Growth processes of gold particles prepared with the aid of microemulsions are studied focussing on the relationship between the produced particles and the structure of the microemulsion. The microemulsion was composed of sodium dioleylphosphate (SDOLP) or pentaethylene-glycol dodecylether (C12E5). It is found from the size and distribution of the produced particles that there are several retardation processes for Au-particle growth in the SDOLP system. The first retardation appears near the diameter dm of the original microemulsion droplets, followed by successive retardation in lower ranges of water-to-surfactant ratio Wo. The second retardation occurs around the diameter dnc of the natural curvature of the microemulsion droplets. Whereas, for larger Wo-values, the first and the second retardations occur around dnc and a diameter dms much larger than dnc. The size distribution of the produced particles is rather broad due to the wide gaps between dm, dnc and dms. In the C12E5-system, the size distribution was much broader than that in the SDOLP-system. This arises from the absence of the second retardation which restrains the particle growth of the maximum size. SDOLP can work as a stabilizer of the produced particles. This is caused by the peculiar nature of the microemulsion composed of SDOLP. Taking into account the above retardation mechanism, the size-distribution of Au-particles can be controlled, and Au-particles with sharper size-distribution can be prepared.

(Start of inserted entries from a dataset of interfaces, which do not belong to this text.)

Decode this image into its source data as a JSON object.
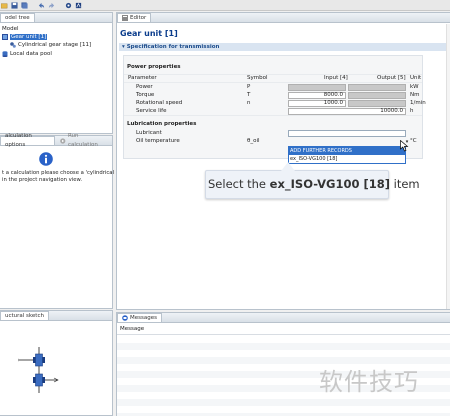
{
  "tree_panel": {
    "tab_label": "Model tree",
    "tab_visible": "odel tree"
  },
  "tree": {
    "root": "Model",
    "gear_unit": "Gear unit [1]",
    "gear_stage": "Cylindrical gear stage [11]",
    "local_pool": "Local data pool"
  },
  "calc_panel": {
    "tab_options": "alculation options",
    "tab_run": "Run calculation",
    "message_line1": "t a calculation please choose a 'cylindrical",
    "message_line2": "in the project navigation view."
  },
  "sketch_panel": {
    "tab": "uctural sketch"
  },
  "editor": {
    "tab": "Editor",
    "title": "Gear unit [1]",
    "section": "Specification for transmission",
    "power_heading": "Power properties",
    "columns": {
      "parameter": "Parameter",
      "symbol": "Symbol",
      "input": "Input [4]",
      "output": "Output [5]",
      "unit": "Unit"
    },
    "rows": [
      {
        "parameter": "Power",
        "symbol": "P",
        "input": "",
        "output": "",
        "unit": "kW"
      },
      {
        "parameter": "Torque",
        "symbol": "T",
        "input": "8000.0",
        "output": "",
        "unit": "Nm"
      },
      {
        "parameter": "Rotational speed",
        "symbol": "n",
        "input": "1000.0",
        "output": "",
        "unit": "1/min"
      },
      {
        "parameter": "Service life",
        "symbol": "",
        "input": "",
        "output": "10000.0",
        "unit": "h"
      }
    ],
    "lube_heading": "Lubrication properties",
    "lubricant_label": "Lubricant",
    "oil_temp_label": "Oil temperature",
    "oil_temp_symbol": "θ_oil",
    "oil_temp_unit": "°C",
    "dropdown_options": [
      "ADD FURTHER RECORDS",
      "ex_ISO-VG100 [18]"
    ]
  },
  "callout": {
    "prefix": "Select the ",
    "bold": "ex_ISO-VG100 [18]",
    "suffix": " item"
  },
  "messages": {
    "tab": "Messages",
    "column": "Message"
  },
  "watermark": "软件技巧"
}
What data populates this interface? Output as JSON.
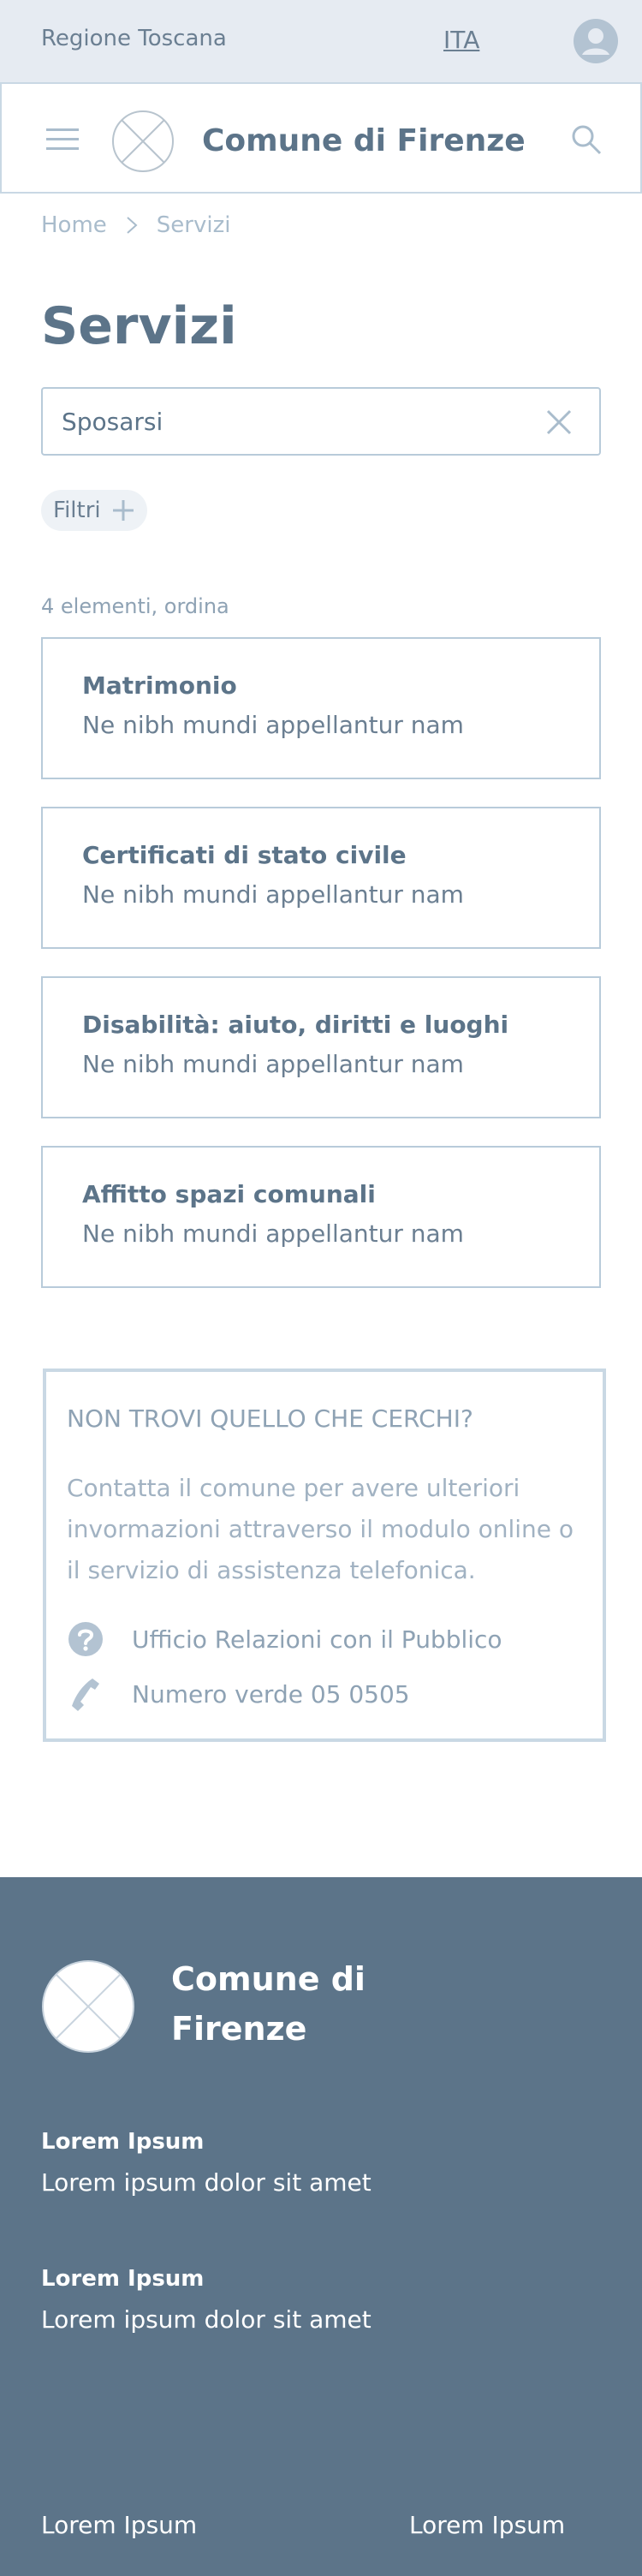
{
  "topbar": {
    "region": "Regione Toscana",
    "language": "ITA"
  },
  "header": {
    "title": "Comune di Firenze"
  },
  "breadcrumb": {
    "home": "Home",
    "current": "Servizi"
  },
  "page": {
    "title": "Servizi"
  },
  "search": {
    "value": "Sposarsi"
  },
  "filters": {
    "label": "Filtri"
  },
  "results": {
    "count_label": "4 elementi, ordina",
    "items": [
      {
        "title": "Matrimonio",
        "description": "Ne nibh mundi appellantur nam"
      },
      {
        "title": "Certificati di stato civile",
        "description": "Ne nibh mundi appellantur nam"
      },
      {
        "title": "Disabilità: aiuto, diritti e luoghi",
        "description": "Ne nibh mundi appellantur nam"
      },
      {
        "title": "Affitto spazi comunali",
        "description": "Ne nibh mundi appellantur nam"
      }
    ]
  },
  "help": {
    "title": "NON TROVI QUELLO CHE CERCHI?",
    "text": "Contatta il comune per avere ulteriori invormazioni attraverso il modulo online o il servizio di assistenza telefonica.",
    "office": "Ufficio Relazioni con il Pubblico",
    "phone": "Numero verde 05 0505"
  },
  "footer": {
    "name": "Comune di Firenze",
    "sections": [
      {
        "heading": "Lorem Ipsum",
        "text": "Lorem ipsum dolor sit amet"
      },
      {
        "heading": "Lorem Ipsum",
        "text": "Lorem ipsum dolor sit amet"
      }
    ],
    "bottom_left": "Lorem Ipsum",
    "bottom_right": "Lorem Ipsum"
  },
  "colors": {
    "topbar_bg": "#e6ebf2",
    "primary": "#5c7489",
    "border": "#b8cbda",
    "footer_bg": "#5c7489"
  }
}
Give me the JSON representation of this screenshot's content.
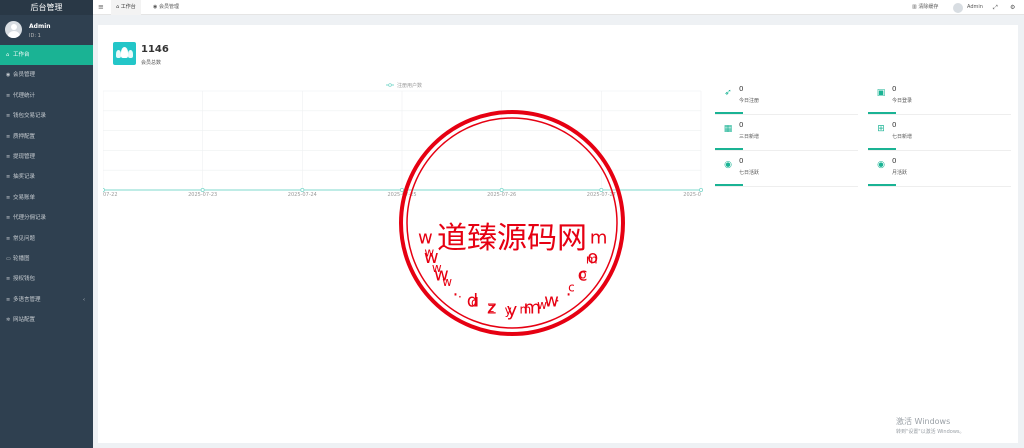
{
  "sidebar": {
    "brand": "后台管理",
    "user_name": "Admin",
    "user_id": "ID: 1",
    "items": [
      {
        "label": "工作台",
        "icon": "dashboard-icon"
      },
      {
        "label": "会员管理",
        "icon": "user-circle-icon"
      },
      {
        "label": "代理统计",
        "icon": "list-icon"
      },
      {
        "label": "钱包交易记录",
        "icon": "list-icon"
      },
      {
        "label": "质押配置",
        "icon": "list-icon"
      },
      {
        "label": "提现管理",
        "icon": "list-icon"
      },
      {
        "label": "抽奖记录",
        "icon": "list-icon"
      },
      {
        "label": "交易账单",
        "icon": "list-icon"
      },
      {
        "label": "代理分佣记录",
        "icon": "list-icon"
      },
      {
        "label": "常见问题",
        "icon": "list-icon"
      },
      {
        "label": "轮播图",
        "icon": "image-icon"
      },
      {
        "label": "授权钱包",
        "icon": "list-icon"
      },
      {
        "label": "多语言管理",
        "icon": "list-icon"
      },
      {
        "label": "网站配置",
        "icon": "gear-icon"
      }
    ]
  },
  "topbar": {
    "tab_workbench": "工作台",
    "tab_members": "会员管理",
    "clear_cache": "清除缓存",
    "admin": "Admin"
  },
  "summary": {
    "value": "1146",
    "label": "会员总数"
  },
  "chart_data": {
    "type": "line",
    "legend": "注册用户数",
    "x": [
      "07-22",
      "2025-07-23",
      "2025-07-24",
      "2025-07-25",
      "2025-07-26",
      "2025-07-27",
      "2025-0"
    ],
    "series": [
      {
        "name": "注册用户数",
        "values": [
          0,
          0,
          0,
          0,
          0,
          0,
          0
        ]
      }
    ],
    "grid": true,
    "legend_position": "top-center"
  },
  "cards": [
    {
      "value": "0",
      "label": "今日注册",
      "icon": "rocket-icon"
    },
    {
      "value": "0",
      "label": "今日登录",
      "icon": "id-card-icon"
    },
    {
      "value": "0",
      "label": "三日新增",
      "icon": "calendar-icon"
    },
    {
      "value": "0",
      "label": "七日新增",
      "icon": "calendar-plus-icon"
    },
    {
      "value": "0",
      "label": "七日活跃",
      "icon": "user-circle-icon"
    },
    {
      "value": "0",
      "label": "月活跃",
      "icon": "user-circle-icon"
    }
  ],
  "watermark": {
    "text": "道臻源码网",
    "url": "www.dzymw.com"
  },
  "windows": {
    "line1": "激活 Windows",
    "line2": "转到\"设置\"以激活 Windows。"
  },
  "colors": {
    "sidebar": "#2f4050",
    "accent": "#1ab394",
    "stamp": "#e60012"
  }
}
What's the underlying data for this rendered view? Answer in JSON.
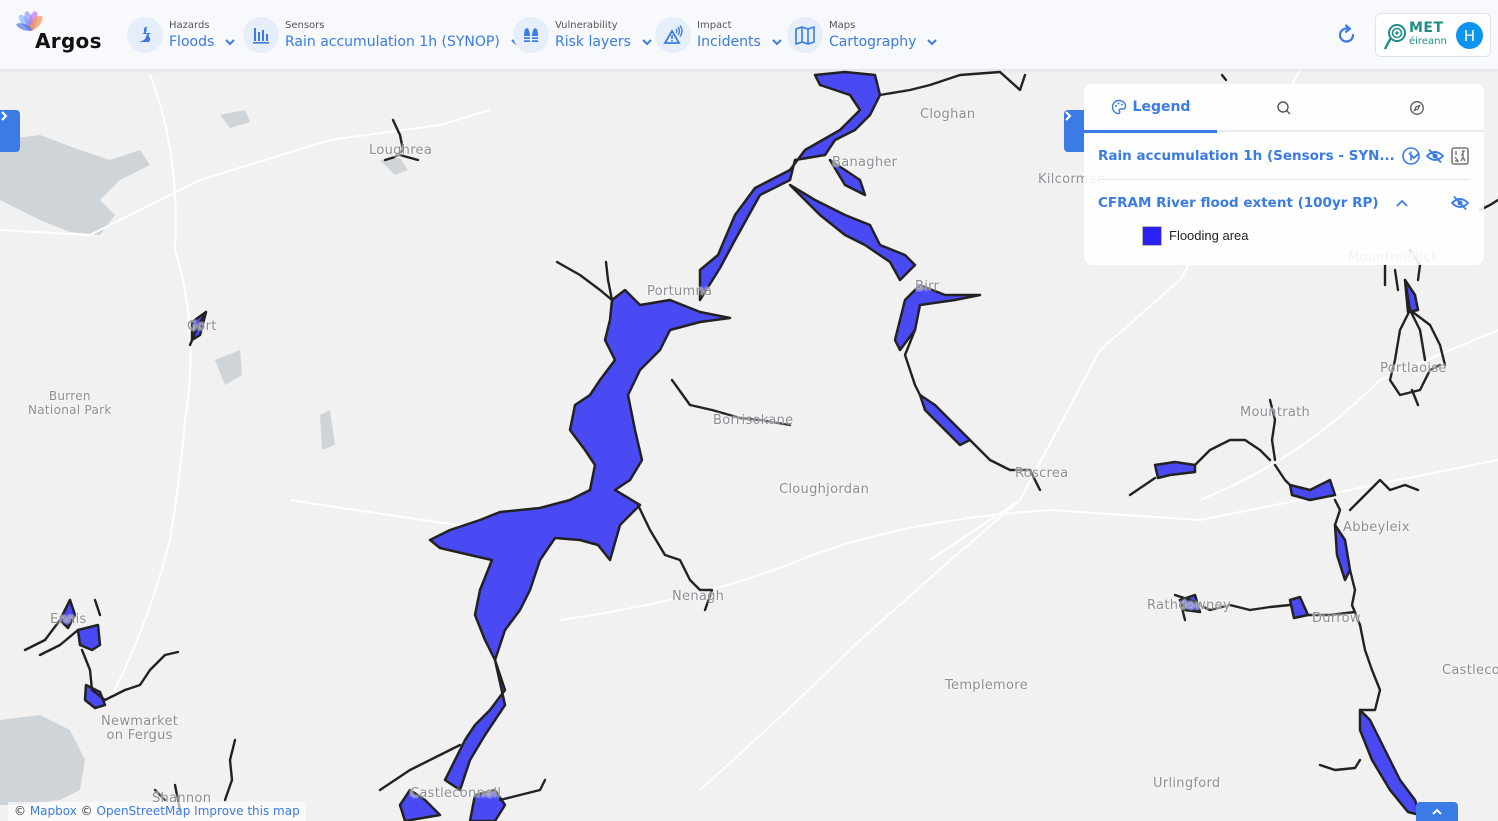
{
  "app": {
    "name": "Argos"
  },
  "nav": [
    {
      "id": "hazards",
      "category": "Hazards",
      "value": "Floods",
      "icon": "flood-wave-icon"
    },
    {
      "id": "sensors",
      "category": "Sensors",
      "value": "Rain accumulation 1h (SYNOP)",
      "icon": "bar-chart-icon"
    },
    {
      "id": "vulnerability",
      "category": "Vulnerability",
      "value": "Risk layers",
      "icon": "life-vest-icon"
    },
    {
      "id": "impact",
      "category": "Impact",
      "value": "Incidents",
      "icon": "warning-signal-icon"
    },
    {
      "id": "maps",
      "category": "Maps",
      "value": "Cartography",
      "icon": "map-icon"
    }
  ],
  "header_right": {
    "refresh_icon": "refresh-icon",
    "org_name_line1": "MET",
    "org_name_line2": "éireann",
    "avatar_initial": "H"
  },
  "legend_panel": {
    "tabs": [
      {
        "label": "Legend",
        "icon": "palette-icon",
        "active": true
      },
      {
        "label": "",
        "icon": "search-icon",
        "active": false
      },
      {
        "label": "",
        "icon": "compass-icon",
        "active": false
      }
    ],
    "layers": [
      {
        "name": "Rain accumulation 1h (Sensors - SYN...",
        "expanded": false,
        "actions": [
          "info-icon",
          "eye-off-icon",
          "sort-numeric-icon"
        ]
      },
      {
        "name": "CFRAM River flood extent (100yr RP)",
        "expanded": true,
        "actions": [
          "eye-off-icon"
        ],
        "legend_items": [
          {
            "label": "Flooding area",
            "color": "#2a22f5"
          }
        ]
      }
    ]
  },
  "map": {
    "flood_fill_color": "#4a4af5",
    "flood_outline_color": "#222222",
    "places": [
      {
        "name": "Loughrea"
      },
      {
        "name": "Gort"
      },
      {
        "name": "Burren\nNational Park"
      },
      {
        "name": "Cloghan"
      },
      {
        "name": "Banagher"
      },
      {
        "name": "Kilcormac"
      },
      {
        "name": "Portumna"
      },
      {
        "name": "Birr"
      },
      {
        "name": "Borrisokane"
      },
      {
        "name": "Cloughjordan"
      },
      {
        "name": "Nenagh"
      },
      {
        "name": "Ennis"
      },
      {
        "name": "Newmarket\non Fergus"
      },
      {
        "name": "Templemore"
      },
      {
        "name": "Urlingford"
      },
      {
        "name": "Shannon"
      },
      {
        "name": "Castleconnell"
      },
      {
        "name": "Mountmellick"
      },
      {
        "name": "Portlaoise"
      },
      {
        "name": "Mountrath"
      },
      {
        "name": "Abbeyleix"
      },
      {
        "name": "Rathdowney"
      },
      {
        "name": "Durrow"
      },
      {
        "name": "Castlecomer"
      },
      {
        "name": "Roscrea"
      }
    ]
  },
  "attribution": {
    "mapbox": "Mapbox",
    "osm": "OpenStreetMap",
    "improve": "Improve this map",
    "copyright": "©"
  }
}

All Science Journal Classification (ASJC) codes
- General Chemistry
- General Chemical Engineering